Problem description: Which lines of the entries below hold the word "kind"? Report each of them.

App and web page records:
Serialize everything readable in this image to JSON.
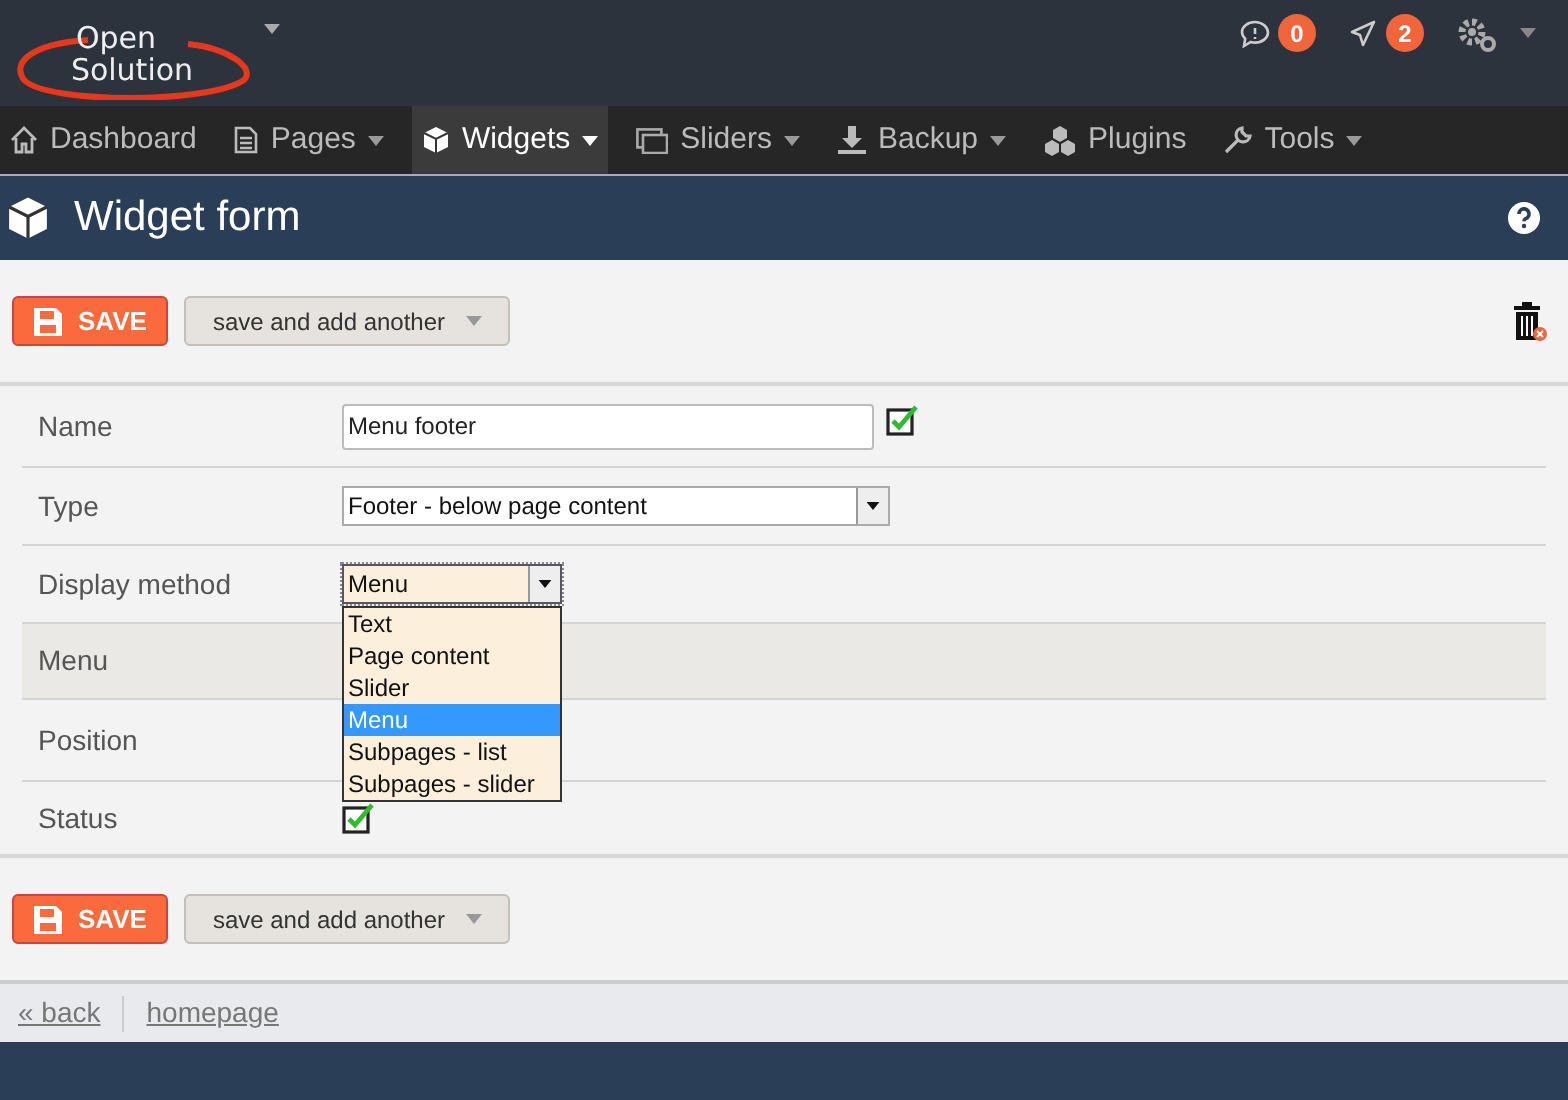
{
  "header": {
    "logo": {
      "line1": "Open",
      "line2": "Solution"
    },
    "notifications": [
      {
        "kind": "messages",
        "count": "0"
      },
      {
        "kind": "alerts",
        "count": "2"
      }
    ]
  },
  "nav": [
    {
      "label": "Dashboard",
      "dropdown": false,
      "selected": false
    },
    {
      "label": "Pages",
      "dropdown": true,
      "selected": false
    },
    {
      "label": "Widgets",
      "dropdown": true,
      "selected": true
    },
    {
      "label": "Sliders",
      "dropdown": true,
      "selected": false
    },
    {
      "label": "Backup",
      "dropdown": true,
      "selected": false
    },
    {
      "label": "Plugins",
      "dropdown": false,
      "selected": false
    },
    {
      "label": "Tools",
      "dropdown": true,
      "selected": false
    }
  ],
  "page_title": "Widget form",
  "top_toolbar": {
    "save": "SAVE",
    "save_another": "save and add another"
  },
  "form": [
    {
      "label": "Name",
      "kind": "text",
      "value": "Menu footer",
      "checked": true,
      "highlighted": false
    },
    {
      "label": "Type",
      "kind": "select",
      "value": "Footer - below page content",
      "highlighted": false
    },
    {
      "label": "Display method",
      "kind": "open_select",
      "value": "Menu",
      "highlighted": false,
      "options": [
        {
          "label": "Text",
          "selected": false
        },
        {
          "label": "Page content",
          "selected": false
        },
        {
          "label": "Slider",
          "selected": false
        },
        {
          "label": "Menu",
          "selected": true
        },
        {
          "label": "Subpages - list",
          "selected": false
        },
        {
          "label": "Subpages - slider",
          "selected": false
        }
      ]
    },
    {
      "label": "Menu",
      "kind": "covered",
      "highlighted": true
    },
    {
      "label": "Position",
      "kind": "covered",
      "highlighted": false
    },
    {
      "label": "Status",
      "kind": "checkbox",
      "checked": true,
      "highlighted": false
    }
  ],
  "bottom_toolbar": {
    "save": "SAVE",
    "save_another": "save and add another"
  },
  "footer_links": [
    "« back",
    "homepage"
  ]
}
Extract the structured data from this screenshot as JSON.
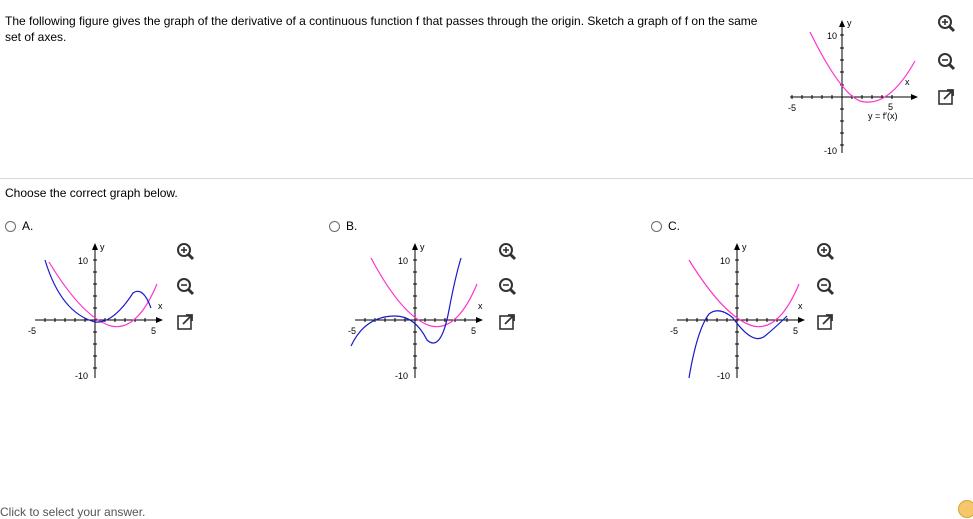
{
  "question": {
    "text": "The following figure gives the graph of the derivative of a continuous function f that passes through the origin. Sketch a graph of f on the same set of axes."
  },
  "main_graph": {
    "y_axis_label": "y",
    "x_axis_label": "x",
    "y_top_tick": "10",
    "y_bottom_tick": "-10",
    "x_left_tick": "-5",
    "x_right_tick": "5",
    "curve_label": "y = f′(x)"
  },
  "prompt": {
    "text": "Choose the correct graph below."
  },
  "options": [
    {
      "letter": "A.",
      "y_axis_label": "y",
      "x_axis_label": "x",
      "y_top_tick": "10",
      "y_bottom_tick": "-10",
      "x_left_tick": "-5",
      "x_right_tick": "5"
    },
    {
      "letter": "B.",
      "y_axis_label": "y",
      "x_axis_label": "x",
      "y_top_tick": "10",
      "y_bottom_tick": "-10",
      "x_left_tick": "-5",
      "x_right_tick": "5"
    },
    {
      "letter": "C.",
      "y_axis_label": "y",
      "x_axis_label": "x",
      "y_top_tick": "10",
      "y_bottom_tick": "-10",
      "x_left_tick": "-5",
      "x_right_tick": "5"
    }
  ],
  "colors": {
    "derivative_curve": "#ff33cc",
    "candidate_curve": "#1a1acc",
    "axis": "#000000",
    "radio_border": "#6b6b6b"
  },
  "icons": [
    "zoom-in-icon",
    "zoom-out-icon",
    "popout-icon"
  ],
  "footer": {
    "text": "Click to select your answer."
  }
}
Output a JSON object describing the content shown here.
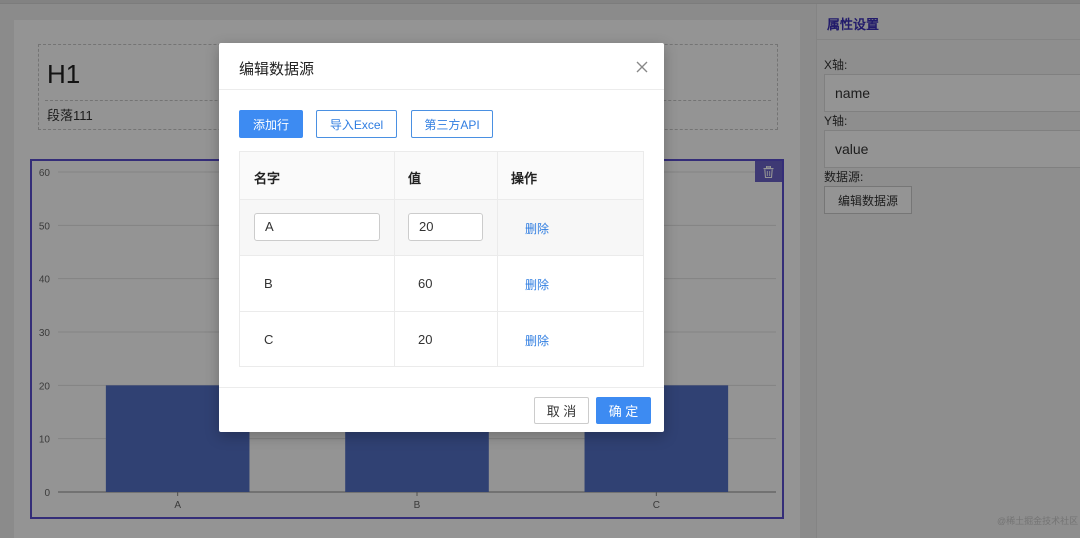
{
  "editor": {
    "heading": "H1",
    "paragraph": "段落111"
  },
  "chart_data": {
    "type": "bar",
    "categories": [
      "A",
      "B",
      "C"
    ],
    "values": [
      20,
      60,
      20
    ],
    "ylim": [
      0,
      60
    ],
    "yticks": [
      0,
      10,
      20,
      30,
      40,
      50,
      60
    ],
    "grid": true,
    "bar_color": "#5470c6"
  },
  "side_panel": {
    "title": "属性设置",
    "x_axis_label": "X轴:",
    "x_axis_value": "name",
    "y_axis_label": "Y轴:",
    "y_axis_value": "value",
    "datasource_label": "数据源:",
    "edit_datasource_button": "编辑数据源"
  },
  "modal": {
    "title": "编辑数据源",
    "toolbar": {
      "add_row": "添加行",
      "import_excel": "导入Excel",
      "third_party_api": "第三方API"
    },
    "table": {
      "headers": [
        "名字",
        "值",
        "操作"
      ],
      "rows": [
        {
          "name": "A",
          "value": "20",
          "action": "删除"
        },
        {
          "name": "B",
          "value": "60",
          "action": "删除"
        },
        {
          "name": "C",
          "value": "20",
          "action": "删除"
        }
      ]
    },
    "footer": {
      "cancel": "取 消",
      "confirm": "确 定"
    }
  },
  "watermark": "@稀土掘金技术社区",
  "colors": {
    "primary": "#3d8bf2",
    "selection_border": "#5b4fcf",
    "link": "#2f7de1"
  }
}
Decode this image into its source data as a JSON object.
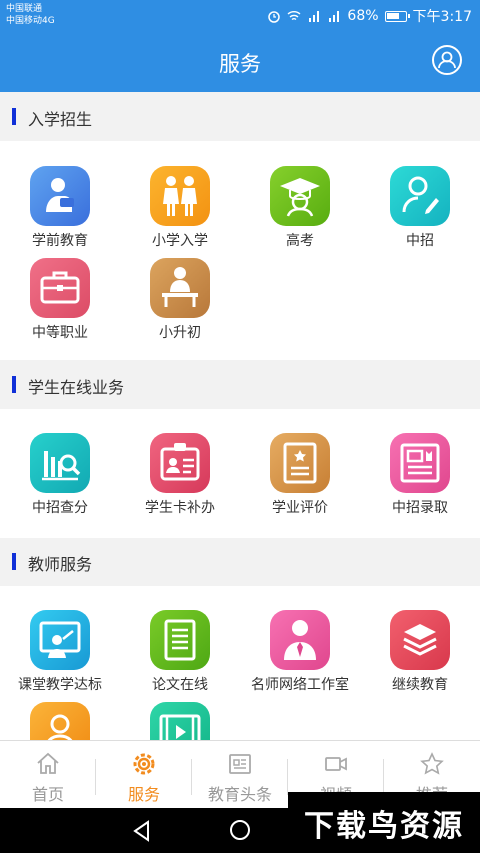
{
  "status_bar": {
    "carrier1": "中国联通",
    "carrier2": "中国移动4G",
    "battery": "68%",
    "time": "下午3:17"
  },
  "header": {
    "title": "服务"
  },
  "sections": [
    {
      "title": "入学招生",
      "items": [
        {
          "label": "学前教育",
          "icon": "preschool-icon",
          "color": "#3f7be0"
        },
        {
          "label": "小学入学",
          "icon": "children-icon",
          "color": "#f7a21a"
        },
        {
          "label": "高考",
          "icon": "graduate-icon",
          "color": "#6cbf1a"
        },
        {
          "label": "中招",
          "icon": "person-pen-icon",
          "color": "#1bc7c8"
        },
        {
          "label": "中等职业",
          "icon": "briefcase-icon",
          "color": "#e95a72"
        },
        {
          "label": "小升初",
          "icon": "student-desk-icon",
          "color": "#cc8b45"
        }
      ]
    },
    {
      "title": "学生在线业务",
      "items": [
        {
          "label": "中招查分",
          "icon": "chart-search-icon",
          "color": "#18bfc0"
        },
        {
          "label": "学生卡补办",
          "icon": "id-card-icon",
          "color": "#e44e6b"
        },
        {
          "label": "学业评价",
          "icon": "certificate-icon",
          "color": "#d5954a"
        },
        {
          "label": "中招录取",
          "icon": "newspaper-icon",
          "color": "#ec5aa0"
        }
      ]
    },
    {
      "title": "教师服务",
      "items": [
        {
          "label": "课堂教学达标",
          "icon": "classroom-board-icon",
          "color": "#1fb6e0"
        },
        {
          "label": "论文在线",
          "icon": "document-icon",
          "color": "#62b61e"
        },
        {
          "label": "名师网络工作室",
          "icon": "teacher-icon",
          "color": "#ec5aa0"
        },
        {
          "label": "继续教育",
          "icon": "books-icon",
          "color": "#e8485c"
        },
        {
          "label": "",
          "icon": "profile-icon",
          "color": "#f6a21e"
        },
        {
          "label": "",
          "icon": "film-icon",
          "color": "#1fc59a"
        }
      ]
    }
  ],
  "tabbar": [
    {
      "label": "首页",
      "icon": "home-icon",
      "active": false
    },
    {
      "label": "服务",
      "icon": "gear-icon",
      "active": true
    },
    {
      "label": "教育头条",
      "icon": "news-icon",
      "active": false
    },
    {
      "label": "视频",
      "icon": "video-camera-icon",
      "active": false
    },
    {
      "label": "推荐",
      "icon": "star-icon",
      "active": false
    }
  ],
  "watermark": "下载鸟资源",
  "colors": {
    "header": "#2f8ee3",
    "accent": "#f28c1f",
    "section_bar": "#1030d8"
  }
}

Your response:
        "kind": "messages",
        "kind": "alerts",
      "kind": "text",
      "kind": "select",
      "kind": "open_select",
      "kind": "covered",
      "kind": "covered",
      "kind": "checkbox",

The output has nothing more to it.